"We are hoping to move forward with one common national standard for entry-to-practice to raise the standard and equalize dental hygiene education across Canada," says Dr. Sunell. "This will support the inter-provincial mobility of dental hygienists and the ongoing development of the profession."
In 2005 as well the Foundation had funded research by Dr. Sunell. Working with a colleague from Sweden, she studied factors affecting research utilization by dental hygienists. One finding was that dental hygienists with more years of education made greater use of research in practice.
The Foundation provides considerable value to the profession, says this researcher. With its unique mandate to fund dental hygiene research, the Foundation is meeting a vital need. "It's essential for dental hygienists to be involved in research because we need to frame questions for our own practice. It is only by being involved that we will develop the strong research questions that will yield the data we need to support us in educational, clinical, or community practice."
PAULINE IMAI: Helping people care for their oral health, and inspiring students
Pauline Imai appears to have endless energy for dental hygiene research. She has several projects either on the go or in development, and ideas for many more. Her particular research passions are Phase III clinical trials and education, and one of her missions is to inspire dental hygiene students to get involved in research.
Ms. Imai is a Clinical Assistant Professor in the Dental Hygiene Degree Program of the University of British Columbia's Faculty of Dentistry in Vancouver. After becoming a registered dental hygienist, she went on to earn a Bachelor's (Dental Hygiene) and a Master's Science degree (Dental Hygiene, Clinical Research) as well as a certificate in Teaching & Learning in Higher Education, all at UBC.
The Foundation provided funding in 2006 for her Master's research, a study on flossing with chlorhexidine (CHX). It's just the kind of clinical trial project that she enjoys the most.
"I find it very gratifying to do human trials because I can actually see the positive impact of research on people," says Ms. Imai. "In particular I want to empower clients to help themselves achieve oral health, by studying methods that they can use at home."

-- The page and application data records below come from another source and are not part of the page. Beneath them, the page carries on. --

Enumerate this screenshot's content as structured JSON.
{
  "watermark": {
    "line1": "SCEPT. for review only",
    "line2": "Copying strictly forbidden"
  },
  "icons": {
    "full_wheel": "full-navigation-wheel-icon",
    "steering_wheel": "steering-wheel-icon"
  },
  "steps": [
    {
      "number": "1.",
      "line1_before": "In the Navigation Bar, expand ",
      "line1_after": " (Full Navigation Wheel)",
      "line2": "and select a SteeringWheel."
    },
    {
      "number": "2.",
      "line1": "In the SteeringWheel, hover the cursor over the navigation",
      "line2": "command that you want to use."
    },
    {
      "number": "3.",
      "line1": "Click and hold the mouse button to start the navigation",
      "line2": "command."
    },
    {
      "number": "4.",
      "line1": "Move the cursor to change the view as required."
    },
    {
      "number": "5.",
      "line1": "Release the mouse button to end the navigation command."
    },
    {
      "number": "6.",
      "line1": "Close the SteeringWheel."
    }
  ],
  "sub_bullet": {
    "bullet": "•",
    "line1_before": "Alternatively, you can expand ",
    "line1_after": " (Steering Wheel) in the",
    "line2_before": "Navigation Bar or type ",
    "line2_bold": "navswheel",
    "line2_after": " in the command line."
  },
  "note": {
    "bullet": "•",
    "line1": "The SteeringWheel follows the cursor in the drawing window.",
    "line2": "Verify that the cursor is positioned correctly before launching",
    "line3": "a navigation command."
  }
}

The research compared a group of subjects with gingivitis who used dental floss presoaked in CHX oral rinse, to a control group using dental floss in placebo solution. One of the objectives was to find an alternative application method for CHX because as a rinse, it causes unattractive tooth staining, leading to a drop in client compliance. Using CHX with dental floss carries it to the interproximal area, where most periodontal disease begins, while reducing this staining.
Both groups showed a reduction in gingival index over the twelve weeks, but the CHX floss group had statistically significant reductions in bleeding on probing for subjects with moderate gingivitis. There was no statistically significant difference between the groups for stain or plaque indices.
The Foundation also provided funding this year for another clinical trial in which Ms. Imai will compare plaque and bleeding among a group using a new interdental brush, to another group using the gold standard, dental floss.
Ms. Imai is also working on research studies related to dental hygiene education and the impact of UBC's entry-to-practice baccalaureate dental hygiene program on a community of low income families.
And she's continually encouraging the love of research in her students. "I say to them, if you have a question and it's not answered in the literature, why not find the answer yourself through research? Use your curiosity as a springboard to inform the entire profession."